In 2018, BGST staged a women’s play Zabel, featuring the Armenian diaspora. Other troupes pay great attention to the “essence” of drama theater putting forward the idea of a real encounter with the audience. One can see that in Mek’an Sahne’s performance of Apache Girls.

Seyyar Sahne artists experiment with non-theatrical texts, like novels, and bring them to life on stage. The goal is to present theater as a dynamic force that will transcend the common conception of theater viewed as “entertainment” or a “museum piece.” They mix storytelling and physical theatre as the epitome of a single actor on a stage without any decorations. Their most prominent production, Dangerous Games, is a talented adaptation of Turkish novelist Oguz Atay.

All these groups continue to contribute to the transformation of the theatrical scene in Turkey. And the greatest among them is GalataPerform, which was founded in 2003 by Yesim Ozsoy. They organize various projects, workshops, and festivals as well as promote new playwrights and directors.

Turkish Historical Theaters not to Be Missed

One can’t come to Turkey without visiting magnificent historical theaters that used to promote art in ancient cities.

One of them is Ephesus Theater in the western Izmir province tracking back to 2,300 years. Its capacity is 24,000. Today this monumental open-air theater hosts famous artists and orchestras in the world to take advantage of the unique acoustics.

If you drive three hours away from Ephesus, be sure to prepare yourself for the sight of Hierapolis theater in the western Denzili province. It was built in the third century AD under the rule of the Roman Empire Hadrian. It could easily fit 12,000 spectators.

Mugla province in the western part of the country is home to the pre-Roman Imperial Period theater known as the Bodrum Antique Theater. This ancient theater could accommodate around 12,000 people.

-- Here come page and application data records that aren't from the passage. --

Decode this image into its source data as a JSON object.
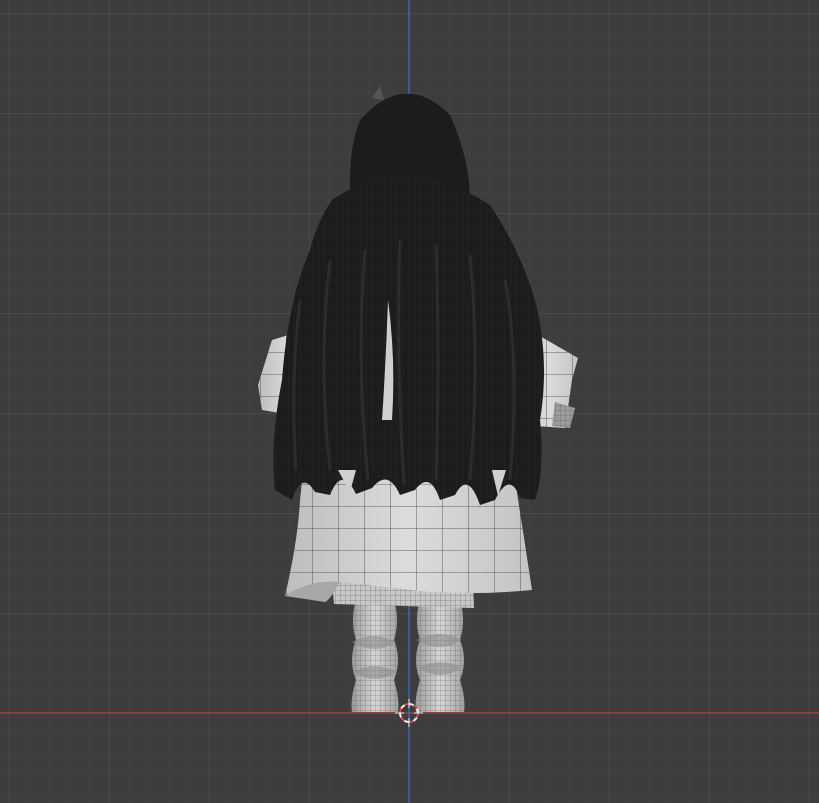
{
  "viewport": {
    "view": "back-orthographic",
    "object": "character-model",
    "display_mode": "solid-wireframe",
    "colors": {
      "background": "#3d3d3d",
      "grid_minor": "#474747",
      "grid_major": "#555555",
      "axis_x": "#b9444b",
      "axis_z": "#3f6eb5",
      "hair": "#1c1c1c",
      "cloth": "#d2d2d2",
      "wire": "#3a3a3a",
      "cursor_red": "#d84a4a",
      "cursor_white": "#f2f2f2"
    },
    "icons": [
      "3d-cursor-icon"
    ]
  }
}
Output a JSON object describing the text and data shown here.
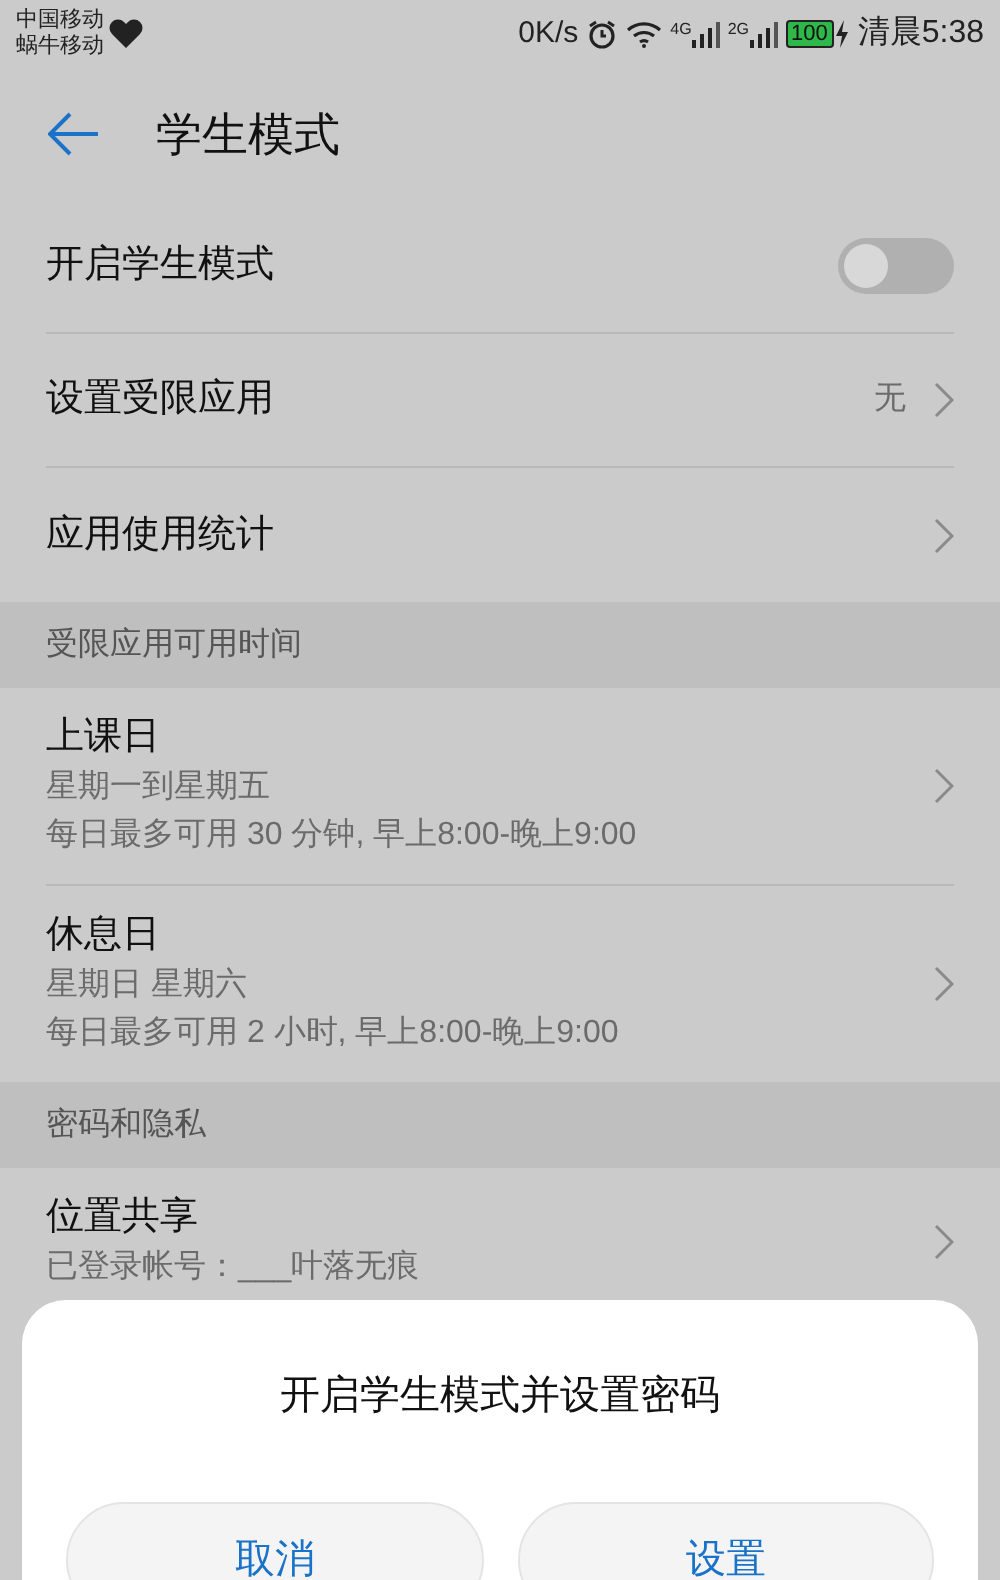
{
  "status_bar": {
    "carriers": [
      "中国移动",
      "蜗牛移动"
    ],
    "speed": "0K/s",
    "networks": [
      "4G",
      "2G"
    ],
    "battery": "100",
    "time": "清晨5:38"
  },
  "header": {
    "title": "学生模式"
  },
  "sections": [
    {
      "items": [
        {
          "kind": "toggle",
          "title": "开启学生模式",
          "on": false
        },
        {
          "kind": "value",
          "title": "设置受限应用",
          "value": "无"
        },
        {
          "kind": "nav",
          "title": "应用使用统计"
        }
      ]
    },
    {
      "heading": "受限应用可用时间",
      "items": [
        {
          "kind": "nav",
          "title": "上课日",
          "lines": [
            "星期一到星期五",
            "每日最多可用 30 分钟, 早上8:00-晚上9:00"
          ]
        },
        {
          "kind": "nav",
          "title": "休息日",
          "lines": [
            "星期日 星期六",
            "每日最多可用 2 小时, 早上8:00-晚上9:00"
          ]
        }
      ]
    },
    {
      "heading": "密码和隐私",
      "items": [
        {
          "kind": "nav",
          "title": "位置共享",
          "lines": [
            "已登录帐号：___叶落无痕"
          ]
        }
      ]
    }
  ],
  "dialog": {
    "title": "开启学生模式并设置密码",
    "buttons": [
      "取消",
      "设置"
    ]
  }
}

Many historical theaters are in the Mediterranean city of Antalya. These are Myra, Xanthos, Aspendos, Antiphellos, and Termessos.

Aspendos Theater is the best-preserved monumental structure constructed during the reign of Emperor Marcus Aurelius. Its capacity ranged between 15,000 and 20,000 spectators.

Built in the 2nd century AD, the theater of Myra is another well-preserved archeological site of the ancient city.  Xanthos theater could seat 2,200 people. And, finally, Termessos, also built in the 2nd century AD, could accommodate an audience of 4,000-5,000.